Adapt or Die may as well be the title of Fall Out Boy’s latest album as the Chicago-bred rock band has reinvented itself as a relevant pillar in today’s popular music. Climbing out of the graveyard of early 2000s pop-punk mania, which took the lives of teen angst disciples like Yellowcard, The Starting Line and New Found Glory, Fall Out Boy has caught a second wind and that’s due in part to the age of Spotify playlists and social media connectivity.
“We filmed this music video with kids and on the set we asked them who their favorite bands were, and they all mentioned songs instead of bands,” says the band’s bassist, Pete Wentz, who spoke on the phone from his Los Angeles home. “Genre doesn’t matter anymore.”

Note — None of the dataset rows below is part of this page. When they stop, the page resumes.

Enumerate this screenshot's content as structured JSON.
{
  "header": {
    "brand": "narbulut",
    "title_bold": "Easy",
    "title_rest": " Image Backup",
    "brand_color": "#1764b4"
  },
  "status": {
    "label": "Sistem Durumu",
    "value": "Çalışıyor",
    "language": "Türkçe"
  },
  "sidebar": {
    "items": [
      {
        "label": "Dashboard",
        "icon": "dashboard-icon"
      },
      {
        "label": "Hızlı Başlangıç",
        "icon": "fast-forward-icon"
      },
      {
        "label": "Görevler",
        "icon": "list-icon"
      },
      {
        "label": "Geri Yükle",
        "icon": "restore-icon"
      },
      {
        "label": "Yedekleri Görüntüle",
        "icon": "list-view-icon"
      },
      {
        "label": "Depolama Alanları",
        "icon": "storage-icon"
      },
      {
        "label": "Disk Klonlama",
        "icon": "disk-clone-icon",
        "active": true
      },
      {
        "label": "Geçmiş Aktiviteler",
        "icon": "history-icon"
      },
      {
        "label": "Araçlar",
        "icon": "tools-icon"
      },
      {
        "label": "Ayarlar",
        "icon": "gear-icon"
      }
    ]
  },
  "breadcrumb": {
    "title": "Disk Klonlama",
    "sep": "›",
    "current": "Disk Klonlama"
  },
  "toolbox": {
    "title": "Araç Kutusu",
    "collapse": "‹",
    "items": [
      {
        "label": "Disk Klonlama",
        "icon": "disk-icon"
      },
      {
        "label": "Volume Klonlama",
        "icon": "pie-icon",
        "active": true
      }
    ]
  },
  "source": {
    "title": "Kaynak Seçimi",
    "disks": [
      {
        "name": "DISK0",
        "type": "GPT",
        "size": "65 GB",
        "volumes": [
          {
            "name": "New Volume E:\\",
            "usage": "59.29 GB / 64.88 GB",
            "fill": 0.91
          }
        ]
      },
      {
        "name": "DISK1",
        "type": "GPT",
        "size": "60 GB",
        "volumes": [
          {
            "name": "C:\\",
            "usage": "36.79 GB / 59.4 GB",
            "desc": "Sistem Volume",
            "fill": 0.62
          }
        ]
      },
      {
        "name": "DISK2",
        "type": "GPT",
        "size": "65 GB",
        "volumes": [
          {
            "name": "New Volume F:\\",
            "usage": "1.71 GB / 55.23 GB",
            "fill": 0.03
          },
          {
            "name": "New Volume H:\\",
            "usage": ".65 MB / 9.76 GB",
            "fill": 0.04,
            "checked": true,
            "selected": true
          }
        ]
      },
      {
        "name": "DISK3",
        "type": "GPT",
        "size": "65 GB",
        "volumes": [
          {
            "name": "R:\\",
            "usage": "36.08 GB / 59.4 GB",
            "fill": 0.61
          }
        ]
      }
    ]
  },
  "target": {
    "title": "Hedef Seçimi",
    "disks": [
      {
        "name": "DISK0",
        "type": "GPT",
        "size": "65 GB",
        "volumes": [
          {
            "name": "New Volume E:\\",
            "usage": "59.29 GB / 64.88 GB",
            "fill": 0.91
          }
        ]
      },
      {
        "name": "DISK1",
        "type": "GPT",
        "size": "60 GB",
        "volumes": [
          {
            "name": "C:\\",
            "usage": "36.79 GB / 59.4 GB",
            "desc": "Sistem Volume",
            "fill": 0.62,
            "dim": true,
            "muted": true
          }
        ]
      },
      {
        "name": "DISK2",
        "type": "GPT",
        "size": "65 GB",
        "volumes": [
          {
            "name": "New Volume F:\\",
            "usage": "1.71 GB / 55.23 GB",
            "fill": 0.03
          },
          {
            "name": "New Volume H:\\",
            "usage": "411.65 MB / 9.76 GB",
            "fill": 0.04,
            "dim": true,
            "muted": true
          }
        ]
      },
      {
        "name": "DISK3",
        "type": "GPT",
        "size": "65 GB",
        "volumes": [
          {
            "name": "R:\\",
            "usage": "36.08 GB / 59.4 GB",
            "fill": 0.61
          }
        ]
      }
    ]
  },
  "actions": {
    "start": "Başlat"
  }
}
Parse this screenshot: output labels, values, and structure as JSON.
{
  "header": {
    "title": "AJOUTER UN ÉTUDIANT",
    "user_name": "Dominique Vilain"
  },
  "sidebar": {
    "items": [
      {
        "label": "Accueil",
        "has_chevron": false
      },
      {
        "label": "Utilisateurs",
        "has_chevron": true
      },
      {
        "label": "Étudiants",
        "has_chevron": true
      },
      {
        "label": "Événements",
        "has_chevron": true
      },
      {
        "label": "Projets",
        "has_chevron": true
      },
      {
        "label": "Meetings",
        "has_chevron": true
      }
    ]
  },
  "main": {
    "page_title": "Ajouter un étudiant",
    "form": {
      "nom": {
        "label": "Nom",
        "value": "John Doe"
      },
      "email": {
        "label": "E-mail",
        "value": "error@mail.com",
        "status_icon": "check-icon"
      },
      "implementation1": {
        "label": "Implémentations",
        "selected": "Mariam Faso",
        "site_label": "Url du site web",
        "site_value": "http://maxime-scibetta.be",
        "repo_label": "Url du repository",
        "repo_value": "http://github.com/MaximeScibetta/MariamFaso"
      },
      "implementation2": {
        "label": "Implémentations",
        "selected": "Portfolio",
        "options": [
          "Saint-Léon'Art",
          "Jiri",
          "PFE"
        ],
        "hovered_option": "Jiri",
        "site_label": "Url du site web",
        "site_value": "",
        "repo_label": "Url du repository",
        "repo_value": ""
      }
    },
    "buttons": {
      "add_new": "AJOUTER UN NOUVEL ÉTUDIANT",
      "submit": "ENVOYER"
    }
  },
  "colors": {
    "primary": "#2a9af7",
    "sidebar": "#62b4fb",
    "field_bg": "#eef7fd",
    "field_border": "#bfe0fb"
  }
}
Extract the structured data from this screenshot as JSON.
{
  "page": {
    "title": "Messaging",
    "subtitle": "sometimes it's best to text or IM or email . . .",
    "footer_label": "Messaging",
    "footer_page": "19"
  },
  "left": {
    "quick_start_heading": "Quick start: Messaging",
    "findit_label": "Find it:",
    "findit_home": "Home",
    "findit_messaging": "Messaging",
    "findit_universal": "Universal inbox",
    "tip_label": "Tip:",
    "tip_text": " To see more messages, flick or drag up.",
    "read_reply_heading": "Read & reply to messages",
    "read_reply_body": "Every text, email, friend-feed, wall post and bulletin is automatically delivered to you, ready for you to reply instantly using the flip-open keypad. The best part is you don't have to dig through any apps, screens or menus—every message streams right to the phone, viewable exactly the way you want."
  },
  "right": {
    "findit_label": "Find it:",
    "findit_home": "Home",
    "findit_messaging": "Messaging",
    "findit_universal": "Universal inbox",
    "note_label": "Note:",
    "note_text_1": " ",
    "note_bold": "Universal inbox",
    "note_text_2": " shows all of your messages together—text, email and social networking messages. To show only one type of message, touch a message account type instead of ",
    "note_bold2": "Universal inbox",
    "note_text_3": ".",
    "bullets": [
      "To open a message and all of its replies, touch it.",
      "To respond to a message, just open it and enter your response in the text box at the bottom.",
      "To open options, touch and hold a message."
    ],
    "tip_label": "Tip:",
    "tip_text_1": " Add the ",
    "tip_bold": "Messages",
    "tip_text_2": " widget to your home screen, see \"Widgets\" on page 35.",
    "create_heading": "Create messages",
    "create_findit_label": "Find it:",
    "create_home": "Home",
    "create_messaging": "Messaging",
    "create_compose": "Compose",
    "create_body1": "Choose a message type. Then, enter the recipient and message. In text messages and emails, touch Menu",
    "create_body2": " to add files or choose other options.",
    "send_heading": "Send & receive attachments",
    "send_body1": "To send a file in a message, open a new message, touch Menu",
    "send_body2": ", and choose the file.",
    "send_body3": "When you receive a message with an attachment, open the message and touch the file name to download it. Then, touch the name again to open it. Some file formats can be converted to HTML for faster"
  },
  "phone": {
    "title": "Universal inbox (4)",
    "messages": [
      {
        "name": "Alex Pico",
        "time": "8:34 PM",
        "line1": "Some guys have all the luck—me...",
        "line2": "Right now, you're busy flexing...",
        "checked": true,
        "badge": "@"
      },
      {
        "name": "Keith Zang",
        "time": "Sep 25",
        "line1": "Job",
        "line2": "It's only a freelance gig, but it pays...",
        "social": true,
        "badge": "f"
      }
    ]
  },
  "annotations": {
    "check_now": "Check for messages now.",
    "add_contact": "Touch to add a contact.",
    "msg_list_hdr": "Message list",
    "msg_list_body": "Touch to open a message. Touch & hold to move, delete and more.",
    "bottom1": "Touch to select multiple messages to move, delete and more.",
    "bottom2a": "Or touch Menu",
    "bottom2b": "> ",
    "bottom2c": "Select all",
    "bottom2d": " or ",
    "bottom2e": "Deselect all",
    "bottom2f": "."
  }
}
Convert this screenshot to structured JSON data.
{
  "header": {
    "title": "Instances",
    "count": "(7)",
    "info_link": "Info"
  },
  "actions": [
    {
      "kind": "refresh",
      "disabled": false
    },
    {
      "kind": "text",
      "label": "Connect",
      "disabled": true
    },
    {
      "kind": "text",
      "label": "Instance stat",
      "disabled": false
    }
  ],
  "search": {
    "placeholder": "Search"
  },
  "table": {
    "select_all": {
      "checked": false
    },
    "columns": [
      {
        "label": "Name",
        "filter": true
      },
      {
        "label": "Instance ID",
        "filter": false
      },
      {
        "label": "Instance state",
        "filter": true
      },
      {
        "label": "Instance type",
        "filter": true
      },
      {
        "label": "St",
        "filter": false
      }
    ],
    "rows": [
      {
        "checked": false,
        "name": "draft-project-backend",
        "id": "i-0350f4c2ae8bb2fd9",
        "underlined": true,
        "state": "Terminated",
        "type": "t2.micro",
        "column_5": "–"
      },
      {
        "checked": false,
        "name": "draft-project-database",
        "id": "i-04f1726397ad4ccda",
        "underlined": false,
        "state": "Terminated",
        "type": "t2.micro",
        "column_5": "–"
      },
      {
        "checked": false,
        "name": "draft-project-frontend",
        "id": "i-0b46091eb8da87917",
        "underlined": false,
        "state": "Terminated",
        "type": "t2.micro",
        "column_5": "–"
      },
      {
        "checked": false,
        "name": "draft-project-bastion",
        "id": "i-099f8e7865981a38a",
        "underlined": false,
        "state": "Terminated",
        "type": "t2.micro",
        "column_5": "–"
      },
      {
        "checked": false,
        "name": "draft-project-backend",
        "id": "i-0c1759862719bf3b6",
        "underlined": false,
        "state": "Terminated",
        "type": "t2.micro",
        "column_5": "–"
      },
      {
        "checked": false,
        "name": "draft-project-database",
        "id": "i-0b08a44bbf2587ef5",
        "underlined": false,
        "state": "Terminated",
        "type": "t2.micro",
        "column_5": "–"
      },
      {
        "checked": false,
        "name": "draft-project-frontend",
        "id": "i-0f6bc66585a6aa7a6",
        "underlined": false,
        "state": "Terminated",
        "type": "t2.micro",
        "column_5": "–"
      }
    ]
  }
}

It’s this ideology that inspired the band to take some time off and reassess who they were and which direction they wanted to go. The band, which plays this Friday at Cynthia Woods Mitchell Pavilion, has seen a revival since its release of this year’s American Beauty/American Psycho—a blend of the Chicago's underground punk scene and new age “futuristic rock”, highlighted by incorporating music samples—and its joining with rapper Wiz Khalifa on their Boys of Zummer tour.
Fall Out Boy is a band that has stood the test of time. In an age of shorter attention spans and an abundance of song choice, the boys from Chicago are not afraid to adapt their sound to what listeners want to hear. “What we want to do is make our music more accessible to new fans,” says Wentz. That music Wentz is talking about is symptomatic of what the foursome has always been, and that’s a band that has never been stuck in the past.
Fall Out Boy with Wiz Khalifa. Friday, July 24, 7. $28.50-69.75. Cynthia Woods Mitchell Pavilion, The Woodlands, 2005 Lake Robbins Dr. 281-363-3300. woodlandscenter.org